### MATERIAL SUPPLIED:
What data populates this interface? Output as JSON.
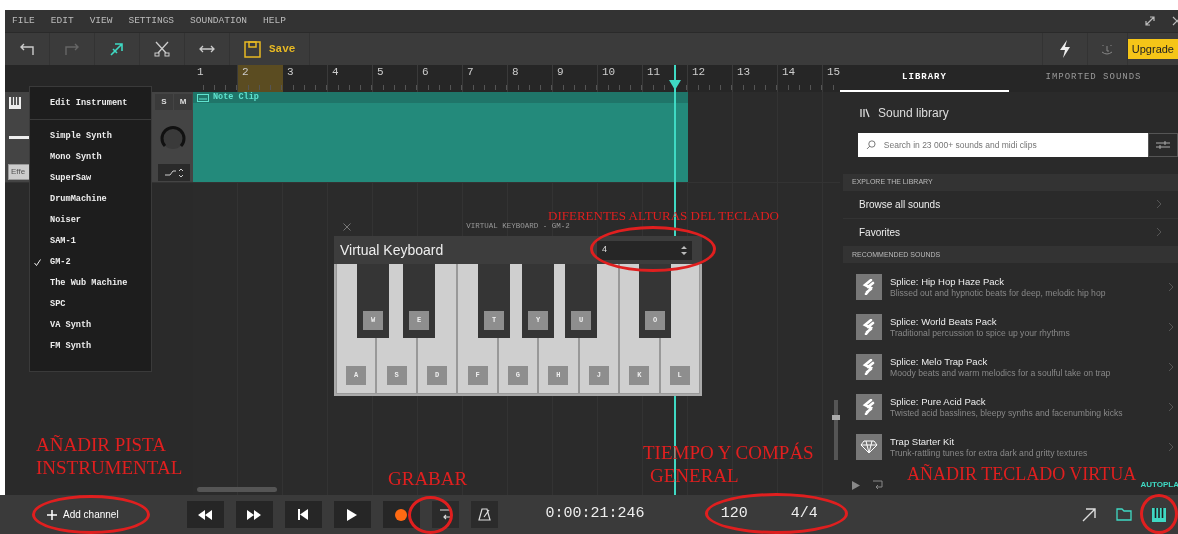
{
  "menu_bar": [
    "FILE",
    "EDIT",
    "VIEW",
    "SETTINGS",
    "SOUNDATION",
    "HELP"
  ],
  "toolbar": {
    "save": "Save",
    "upgrade": "Upgrade"
  },
  "ruler": [
    {
      "label": "1",
      "looped": false
    },
    {
      "label": "2",
      "looped": true
    },
    {
      "label": "3",
      "looped": false
    },
    {
      "label": "4",
      "looped": false
    },
    {
      "label": "5",
      "looped": false
    },
    {
      "label": "6",
      "looped": false
    },
    {
      "label": "7",
      "looped": false
    },
    {
      "label": "8",
      "looped": false
    },
    {
      "label": "9",
      "looped": false
    },
    {
      "label": "10",
      "looped": false
    },
    {
      "label": "11",
      "looped": false
    },
    {
      "label": "12",
      "looped": false
    },
    {
      "label": "13",
      "looped": false
    },
    {
      "label": "14",
      "looped": false
    },
    {
      "label": "15",
      "looped": false
    }
  ],
  "track": {
    "solo": "S",
    "mute": "M",
    "effects": "Effe",
    "clip": "Note Clip"
  },
  "instrument_menu": {
    "title": "Edit Instrument",
    "items": [
      {
        "label": "Simple Synth",
        "checked": false
      },
      {
        "label": "Mono Synth",
        "checked": false
      },
      {
        "label": "SuperSaw",
        "checked": false
      },
      {
        "label": "DrumMachine",
        "checked": false
      },
      {
        "label": "Noiser",
        "checked": false
      },
      {
        "label": "SAM-1",
        "checked": false
      },
      {
        "label": "GM-2",
        "checked": true
      },
      {
        "label": "The Wub Machine",
        "checked": false
      },
      {
        "label": "SPC",
        "checked": false
      },
      {
        "label": "VA Synth",
        "checked": false
      },
      {
        "label": "FM Synth",
        "checked": false
      }
    ]
  },
  "virtual_keyboard": {
    "window_title": "VIRTUAL KEYBOARD - GM-2",
    "title": "Virtual Keyboard",
    "octave": "4",
    "black_keys": [
      "W",
      "E",
      "T",
      "Y",
      "U",
      "O"
    ],
    "white_keys": [
      "A",
      "S",
      "D",
      "F",
      "G",
      "H",
      "J",
      "K",
      "L"
    ]
  },
  "library": {
    "tabs": [
      {
        "label": "LIBRARY",
        "selected": true
      },
      {
        "label": "IMPORTED SOUNDS",
        "selected": false
      }
    ],
    "heading": "Sound library",
    "search_placeholder": "Search in 23 000+ sounds and midi clips",
    "explore_title": "EXPLORE THE LIBRARY",
    "links": [
      "Browse all sounds",
      "Favorites"
    ],
    "recommended_title": "RECOMMENDED SOUNDS",
    "packs": [
      {
        "kind": "splice",
        "title": "Splice: Hip Hop Haze Pack",
        "description": "Blissed out and hypnotic beats for deep, melodic hip hop"
      },
      {
        "kind": "splice",
        "title": "Splice: World Beats Pack",
        "description": "Traditional percussion to spice up your rhythms"
      },
      {
        "kind": "splice",
        "title": "Splice: Melo Trap Pack",
        "description": "Moody beats and warm melodics for a soulful take on trap"
      },
      {
        "kind": "splice",
        "title": "Splice: Pure Acid Pack",
        "description": "Twisted acid basslines, bleepy synths and facenumbing kicks"
      },
      {
        "kind": "kit",
        "title": "Trap Starter Kit",
        "description": "Trunk-rattling tunes for extra dark and gritty textures"
      }
    ],
    "autoplay": "AUTOPLA"
  },
  "transport": {
    "add_channel": "Add channel",
    "time": "0:00:21:246",
    "tempo": "120",
    "signature": "4/4"
  },
  "annotations": [
    {
      "lines": [
        "DIFERENTES ALTURAS DEL TECLADO"
      ]
    },
    {
      "lines": [
        "AÑADIR PISTA",
        "INSTRUMENTAL"
      ]
    },
    {
      "lines": [
        "GRABAR"
      ]
    },
    {
      "lines": [
        "TIEMPO Y COMPÁS",
        "GENERAL"
      ]
    },
    {
      "lines": [
        "AÑADIR TECLADO VIRTUA"
      ]
    }
  ]
}
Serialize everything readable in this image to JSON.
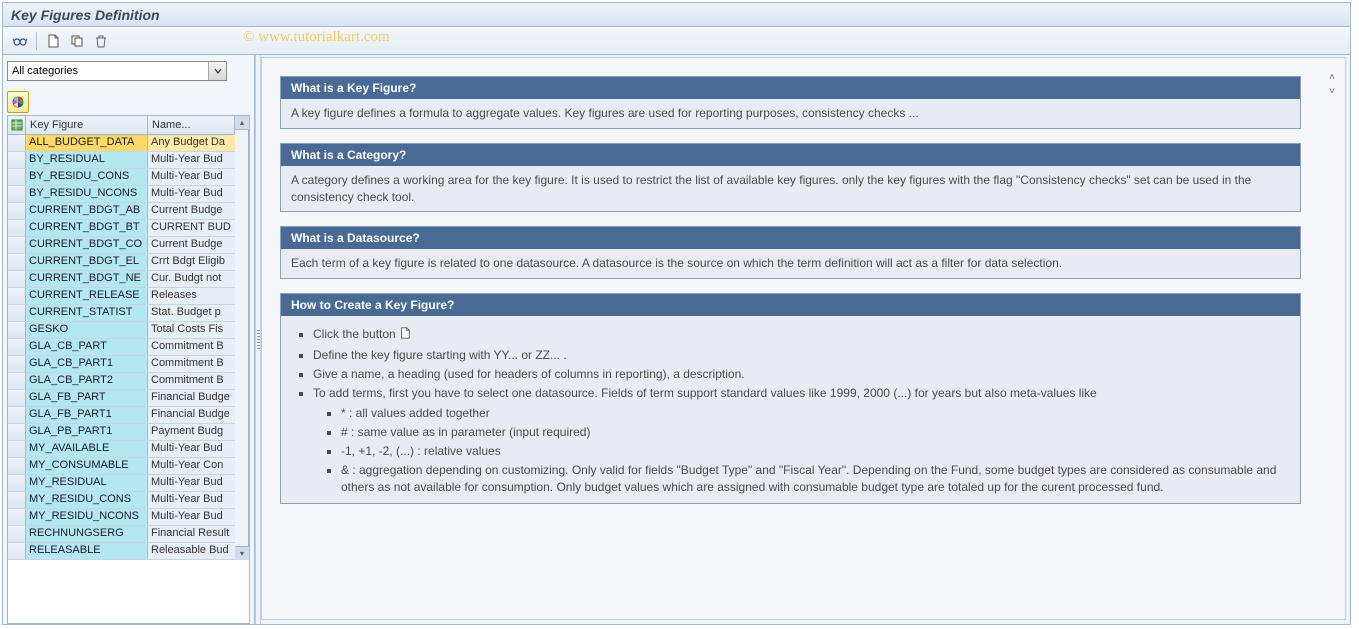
{
  "title": "Key Figures Definition",
  "watermark": "© www.tutorialkart.com",
  "toolbar": {
    "display_icon": "display-icon",
    "create_icon": "create-icon",
    "copy_icon": "copy-icon",
    "delete_icon": "delete-icon"
  },
  "filter": {
    "selected": "All categories"
  },
  "table": {
    "header_key": "Key Figure",
    "header_name": "Name...",
    "rows": [
      {
        "key": "ALL_BUDGET_DATA",
        "name": "Any Budget Da",
        "selected": true
      },
      {
        "key": "BY_RESIDUAL",
        "name": "Multi-Year Bud"
      },
      {
        "key": "BY_RESIDU_CONS",
        "name": "Multi-Year Bud"
      },
      {
        "key": "BY_RESIDU_NCONS",
        "name": "Multi-Year Bud"
      },
      {
        "key": "CURRENT_BDGT_AB",
        "name": "Current Budge"
      },
      {
        "key": "CURRENT_BDGT_BT",
        "name": "CURRENT BUD"
      },
      {
        "key": "CURRENT_BDGT_CO",
        "name": "Current Budge"
      },
      {
        "key": "CURRENT_BDGT_EL",
        "name": "Crrt Bdgt Eligib"
      },
      {
        "key": "CURRENT_BDGT_NE",
        "name": "Cur. Budgt not"
      },
      {
        "key": "CURRENT_RELEASE",
        "name": "Releases"
      },
      {
        "key": "CURRENT_STATIST",
        "name": "Stat. Budget p"
      },
      {
        "key": "GESKO",
        "name": "Total Costs Fis"
      },
      {
        "key": "GLA_CB_PART",
        "name": "Commitment B"
      },
      {
        "key": "GLA_CB_PART1",
        "name": "Commitment B"
      },
      {
        "key": "GLA_CB_PART2",
        "name": "Commitment B"
      },
      {
        "key": "GLA_FB_PART",
        "name": "Financial Budge"
      },
      {
        "key": "GLA_FB_PART1",
        "name": "Financial Budge"
      },
      {
        "key": "GLA_PB_PART1",
        "name": "Payment Budg"
      },
      {
        "key": "MY_AVAILABLE",
        "name": "Multi-Year Bud"
      },
      {
        "key": "MY_CONSUMABLE",
        "name": "Multi-Year Con"
      },
      {
        "key": "MY_RESIDUAL",
        "name": "Multi-Year Bud"
      },
      {
        "key": "MY_RESIDU_CONS",
        "name": "Multi-Year Bud"
      },
      {
        "key": "MY_RESIDU_NCONS",
        "name": "Multi-Year Bud"
      },
      {
        "key": "RECHNUNGSERG",
        "name": "Financial Result"
      },
      {
        "key": "RELEASABLE",
        "name": "Releasable Bud"
      }
    ]
  },
  "help": {
    "p1": {
      "title": "What is a Key Figure?",
      "body": "A key figure defines a formula to aggregate values. Key figures are used for reporting purposes, consistency checks ..."
    },
    "p2": {
      "title": "What is a Category?",
      "body": "A category defines a working area for the key figure. It is used to restrict the list of available key figures. only the key figures with the flag \"Consistency checks\" set can be used in the consistency check tool."
    },
    "p3": {
      "title": "What is a Datasource?",
      "body": "Each term of a key figure is related to one datasource. A datasource is the source on which the term definition will act as a filter for data selection."
    },
    "p4": {
      "title": "How to Create a Key Figure?",
      "li1": "Click the button",
      "li2": "Define the key figure starting with YY... or ZZ... .",
      "li3": "Give a name, a heading (used for headers of columns in reporting), a description.",
      "li4": "To add terms, first you have to select one datasource. Fields of term support standard values like 1999, 2000 (...) for years but also meta-values like",
      "sub1": "* : all values added together",
      "sub2": "# : same value as in parameter (input required)",
      "sub3": "-1, +1, -2, (...) : relative values",
      "sub4": "& : aggregation depending on customizing. Only valid for fields \"Budget Type\" and \"Fiscal Year\". Depending on the Fund, some budget types are considered as consumable and others as not available for consumption. Only budget values which are assigned with consumable budget type are totaled up for the curent processed fund."
    }
  }
}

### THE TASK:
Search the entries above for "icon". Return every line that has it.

### RESPONSE:
    "display_icon": "display-icon",
    "create_icon": "create-icon",
    "copy_icon": "copy-icon",
    "delete_icon": "delete-icon"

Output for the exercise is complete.